TASK ITEM ::
Using the data below, show every line where the word "Jekyll" occurs.

Source data:
######

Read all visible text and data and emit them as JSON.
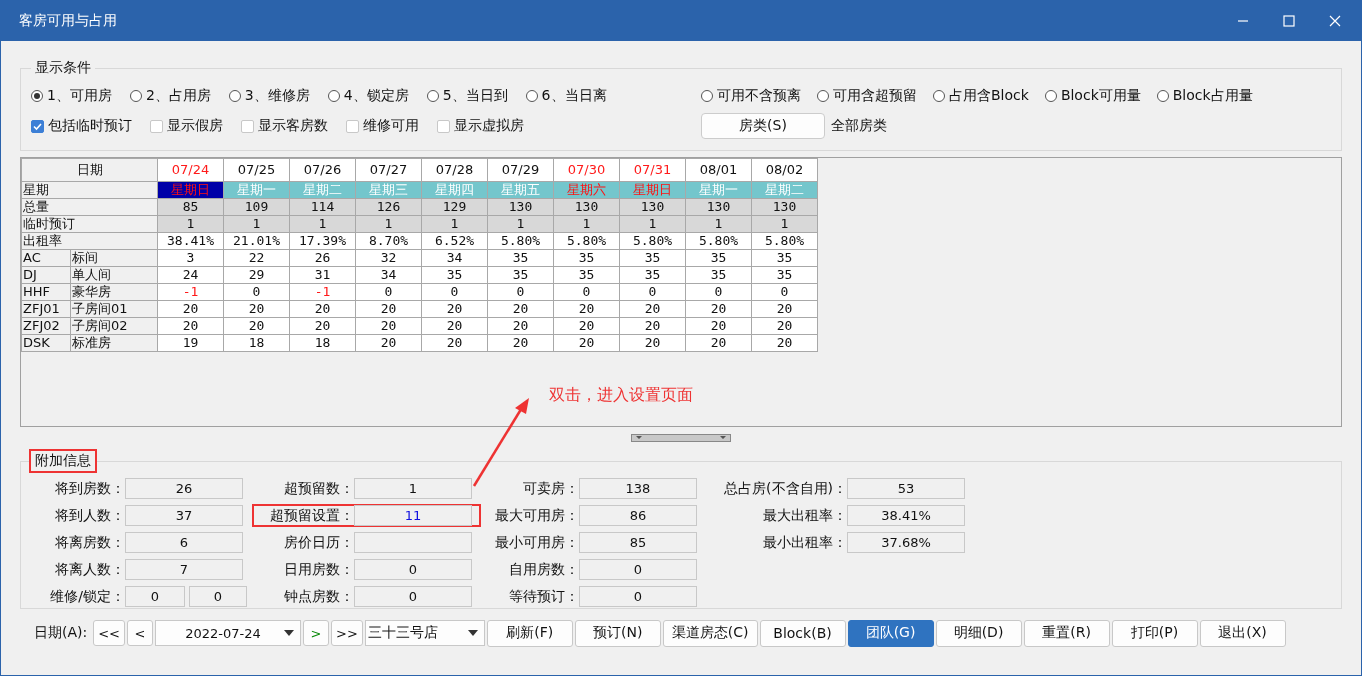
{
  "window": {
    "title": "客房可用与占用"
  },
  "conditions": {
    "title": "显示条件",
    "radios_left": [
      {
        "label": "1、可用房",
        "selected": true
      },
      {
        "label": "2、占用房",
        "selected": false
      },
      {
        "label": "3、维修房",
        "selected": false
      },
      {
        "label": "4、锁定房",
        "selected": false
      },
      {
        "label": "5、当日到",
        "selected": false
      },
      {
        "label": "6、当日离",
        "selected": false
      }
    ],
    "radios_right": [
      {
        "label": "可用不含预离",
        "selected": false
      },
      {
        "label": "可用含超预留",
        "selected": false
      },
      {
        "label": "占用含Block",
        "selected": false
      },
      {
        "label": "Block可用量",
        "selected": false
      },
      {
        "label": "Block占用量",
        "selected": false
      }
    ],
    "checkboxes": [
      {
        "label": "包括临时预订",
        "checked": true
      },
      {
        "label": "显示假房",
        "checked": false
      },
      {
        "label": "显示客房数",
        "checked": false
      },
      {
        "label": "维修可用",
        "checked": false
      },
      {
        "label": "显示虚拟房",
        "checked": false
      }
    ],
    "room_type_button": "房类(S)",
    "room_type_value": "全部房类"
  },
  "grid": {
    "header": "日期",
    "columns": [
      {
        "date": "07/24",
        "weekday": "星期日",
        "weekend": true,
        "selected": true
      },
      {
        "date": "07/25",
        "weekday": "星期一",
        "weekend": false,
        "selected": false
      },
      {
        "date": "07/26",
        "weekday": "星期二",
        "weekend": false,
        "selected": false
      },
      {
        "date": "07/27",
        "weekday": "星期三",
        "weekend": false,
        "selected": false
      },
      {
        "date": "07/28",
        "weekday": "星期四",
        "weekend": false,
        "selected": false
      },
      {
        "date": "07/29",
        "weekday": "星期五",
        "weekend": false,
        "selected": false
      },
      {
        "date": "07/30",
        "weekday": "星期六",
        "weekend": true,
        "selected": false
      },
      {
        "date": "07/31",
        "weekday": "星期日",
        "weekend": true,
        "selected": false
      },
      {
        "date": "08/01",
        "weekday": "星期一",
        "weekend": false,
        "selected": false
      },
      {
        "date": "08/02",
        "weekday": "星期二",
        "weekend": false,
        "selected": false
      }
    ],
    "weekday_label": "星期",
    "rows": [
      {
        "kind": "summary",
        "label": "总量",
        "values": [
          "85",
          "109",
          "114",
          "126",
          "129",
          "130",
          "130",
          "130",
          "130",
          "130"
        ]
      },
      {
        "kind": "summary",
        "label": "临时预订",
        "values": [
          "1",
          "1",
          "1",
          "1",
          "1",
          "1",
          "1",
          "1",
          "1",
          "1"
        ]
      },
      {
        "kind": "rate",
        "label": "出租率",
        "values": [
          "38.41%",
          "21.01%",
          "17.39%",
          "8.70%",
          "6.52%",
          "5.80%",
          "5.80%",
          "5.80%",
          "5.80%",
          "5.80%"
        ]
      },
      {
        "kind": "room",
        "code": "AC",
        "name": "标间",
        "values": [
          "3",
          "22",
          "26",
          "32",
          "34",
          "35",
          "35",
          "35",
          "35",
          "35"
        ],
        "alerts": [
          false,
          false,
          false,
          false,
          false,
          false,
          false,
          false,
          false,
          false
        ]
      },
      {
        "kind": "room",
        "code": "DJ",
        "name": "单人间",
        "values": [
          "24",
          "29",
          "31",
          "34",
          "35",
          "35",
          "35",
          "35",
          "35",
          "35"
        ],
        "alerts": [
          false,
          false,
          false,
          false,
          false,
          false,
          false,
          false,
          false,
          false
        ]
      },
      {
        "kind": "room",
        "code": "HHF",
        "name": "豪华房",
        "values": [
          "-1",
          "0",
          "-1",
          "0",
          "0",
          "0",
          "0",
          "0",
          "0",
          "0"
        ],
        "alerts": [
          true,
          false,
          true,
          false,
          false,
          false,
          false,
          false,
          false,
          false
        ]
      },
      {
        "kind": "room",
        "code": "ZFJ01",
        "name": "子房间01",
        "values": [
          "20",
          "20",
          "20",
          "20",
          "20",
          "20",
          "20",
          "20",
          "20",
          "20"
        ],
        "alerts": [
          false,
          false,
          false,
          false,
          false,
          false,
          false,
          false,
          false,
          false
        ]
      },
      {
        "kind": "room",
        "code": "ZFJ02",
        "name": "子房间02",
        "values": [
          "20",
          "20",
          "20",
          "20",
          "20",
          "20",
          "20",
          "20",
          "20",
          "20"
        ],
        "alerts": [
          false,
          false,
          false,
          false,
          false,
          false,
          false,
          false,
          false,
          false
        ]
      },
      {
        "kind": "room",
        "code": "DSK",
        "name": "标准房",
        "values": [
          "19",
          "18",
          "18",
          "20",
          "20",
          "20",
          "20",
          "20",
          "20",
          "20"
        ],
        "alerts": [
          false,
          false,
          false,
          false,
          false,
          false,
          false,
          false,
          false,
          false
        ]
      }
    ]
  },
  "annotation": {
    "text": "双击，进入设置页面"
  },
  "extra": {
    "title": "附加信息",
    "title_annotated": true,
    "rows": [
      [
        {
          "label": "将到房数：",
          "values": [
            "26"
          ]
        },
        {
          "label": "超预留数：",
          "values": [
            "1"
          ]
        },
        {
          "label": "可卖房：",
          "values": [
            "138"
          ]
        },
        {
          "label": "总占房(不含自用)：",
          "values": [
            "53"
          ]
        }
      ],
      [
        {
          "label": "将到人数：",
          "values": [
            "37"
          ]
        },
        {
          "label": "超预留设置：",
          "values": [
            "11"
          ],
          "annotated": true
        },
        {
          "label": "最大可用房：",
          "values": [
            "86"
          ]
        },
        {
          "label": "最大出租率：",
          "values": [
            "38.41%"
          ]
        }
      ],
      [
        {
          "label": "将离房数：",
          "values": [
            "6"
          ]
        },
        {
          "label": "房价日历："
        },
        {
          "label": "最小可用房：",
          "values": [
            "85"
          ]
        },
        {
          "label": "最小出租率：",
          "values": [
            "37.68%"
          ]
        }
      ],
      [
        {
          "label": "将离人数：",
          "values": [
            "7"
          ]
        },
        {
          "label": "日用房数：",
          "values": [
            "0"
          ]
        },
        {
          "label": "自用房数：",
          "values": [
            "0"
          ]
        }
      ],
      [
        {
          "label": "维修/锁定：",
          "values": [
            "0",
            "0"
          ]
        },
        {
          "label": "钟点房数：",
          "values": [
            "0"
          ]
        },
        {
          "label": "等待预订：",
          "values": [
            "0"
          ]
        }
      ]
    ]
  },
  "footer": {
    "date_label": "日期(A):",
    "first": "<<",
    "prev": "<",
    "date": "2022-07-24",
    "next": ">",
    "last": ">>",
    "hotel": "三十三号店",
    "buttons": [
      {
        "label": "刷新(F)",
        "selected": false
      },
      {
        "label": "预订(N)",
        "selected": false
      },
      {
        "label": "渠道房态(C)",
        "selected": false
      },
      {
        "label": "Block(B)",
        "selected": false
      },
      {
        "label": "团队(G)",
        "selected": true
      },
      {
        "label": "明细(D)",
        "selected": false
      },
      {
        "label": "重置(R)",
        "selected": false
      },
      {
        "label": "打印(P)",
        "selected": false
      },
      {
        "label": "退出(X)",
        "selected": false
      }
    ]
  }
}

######

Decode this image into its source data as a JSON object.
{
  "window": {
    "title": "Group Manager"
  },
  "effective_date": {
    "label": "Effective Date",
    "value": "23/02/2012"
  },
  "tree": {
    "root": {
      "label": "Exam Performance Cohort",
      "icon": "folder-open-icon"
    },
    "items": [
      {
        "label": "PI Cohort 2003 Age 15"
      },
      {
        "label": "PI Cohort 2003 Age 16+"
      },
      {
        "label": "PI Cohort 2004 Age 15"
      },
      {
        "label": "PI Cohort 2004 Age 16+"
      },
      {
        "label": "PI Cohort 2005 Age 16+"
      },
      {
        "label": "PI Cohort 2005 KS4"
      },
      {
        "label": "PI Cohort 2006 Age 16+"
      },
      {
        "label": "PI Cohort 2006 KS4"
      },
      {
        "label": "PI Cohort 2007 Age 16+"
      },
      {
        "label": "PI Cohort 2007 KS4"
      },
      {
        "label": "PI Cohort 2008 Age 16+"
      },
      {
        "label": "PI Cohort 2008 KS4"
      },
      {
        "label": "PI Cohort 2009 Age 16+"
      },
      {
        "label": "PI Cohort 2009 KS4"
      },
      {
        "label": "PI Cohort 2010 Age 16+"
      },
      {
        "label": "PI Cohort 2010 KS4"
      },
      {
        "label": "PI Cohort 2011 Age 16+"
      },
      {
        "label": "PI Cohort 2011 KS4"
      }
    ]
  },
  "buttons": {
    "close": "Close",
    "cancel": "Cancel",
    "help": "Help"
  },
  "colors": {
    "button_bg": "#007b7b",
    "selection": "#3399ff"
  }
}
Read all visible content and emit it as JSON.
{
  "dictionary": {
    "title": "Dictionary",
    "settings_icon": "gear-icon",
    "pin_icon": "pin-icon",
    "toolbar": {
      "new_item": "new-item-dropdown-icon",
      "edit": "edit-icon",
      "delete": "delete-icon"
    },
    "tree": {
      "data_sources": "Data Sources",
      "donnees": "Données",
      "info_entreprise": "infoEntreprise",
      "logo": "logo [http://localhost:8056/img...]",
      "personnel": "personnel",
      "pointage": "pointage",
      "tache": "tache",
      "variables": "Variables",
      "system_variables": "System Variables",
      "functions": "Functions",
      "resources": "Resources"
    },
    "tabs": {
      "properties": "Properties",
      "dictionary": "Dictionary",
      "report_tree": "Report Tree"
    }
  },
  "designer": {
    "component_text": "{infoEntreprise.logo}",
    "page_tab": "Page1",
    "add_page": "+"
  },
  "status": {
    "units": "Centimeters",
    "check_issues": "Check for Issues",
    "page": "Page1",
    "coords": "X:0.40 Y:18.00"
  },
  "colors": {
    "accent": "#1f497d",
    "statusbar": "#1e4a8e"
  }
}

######

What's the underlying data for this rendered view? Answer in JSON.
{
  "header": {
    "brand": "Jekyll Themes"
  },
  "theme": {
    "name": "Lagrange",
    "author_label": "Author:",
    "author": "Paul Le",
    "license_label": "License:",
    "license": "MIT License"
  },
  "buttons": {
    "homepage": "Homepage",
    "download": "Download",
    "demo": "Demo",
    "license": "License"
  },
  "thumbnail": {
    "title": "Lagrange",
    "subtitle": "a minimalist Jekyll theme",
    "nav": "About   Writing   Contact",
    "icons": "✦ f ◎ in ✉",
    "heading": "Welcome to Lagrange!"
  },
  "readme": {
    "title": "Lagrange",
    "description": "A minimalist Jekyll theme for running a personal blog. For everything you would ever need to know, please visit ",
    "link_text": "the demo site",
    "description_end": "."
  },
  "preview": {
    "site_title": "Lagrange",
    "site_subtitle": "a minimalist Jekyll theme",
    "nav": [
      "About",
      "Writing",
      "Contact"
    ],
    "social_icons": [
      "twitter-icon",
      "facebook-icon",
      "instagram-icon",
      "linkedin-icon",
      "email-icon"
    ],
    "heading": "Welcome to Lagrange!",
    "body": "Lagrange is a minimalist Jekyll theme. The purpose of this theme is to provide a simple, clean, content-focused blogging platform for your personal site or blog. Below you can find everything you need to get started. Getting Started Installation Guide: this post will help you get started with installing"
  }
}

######

SOLUTION TO THIS TASK ::
    "brand": "Jekyll Themes"
    "subtitle": "a minimalist Jekyll theme",
    "description": "A minimalist Jekyll theme for running a personal blog. For everything you would ever need to know, please visit ",
    "site_subtitle": "a minimalist Jekyll theme",
    "body": "Lagrange is a minimalist Jekyll theme. The purpose of this theme is to provide a simple, clean, content-focused blogging platform for your personal site or blog. Below you can find everything you need to get started. Getting Started Installation Guide: this post will help you get started with installing"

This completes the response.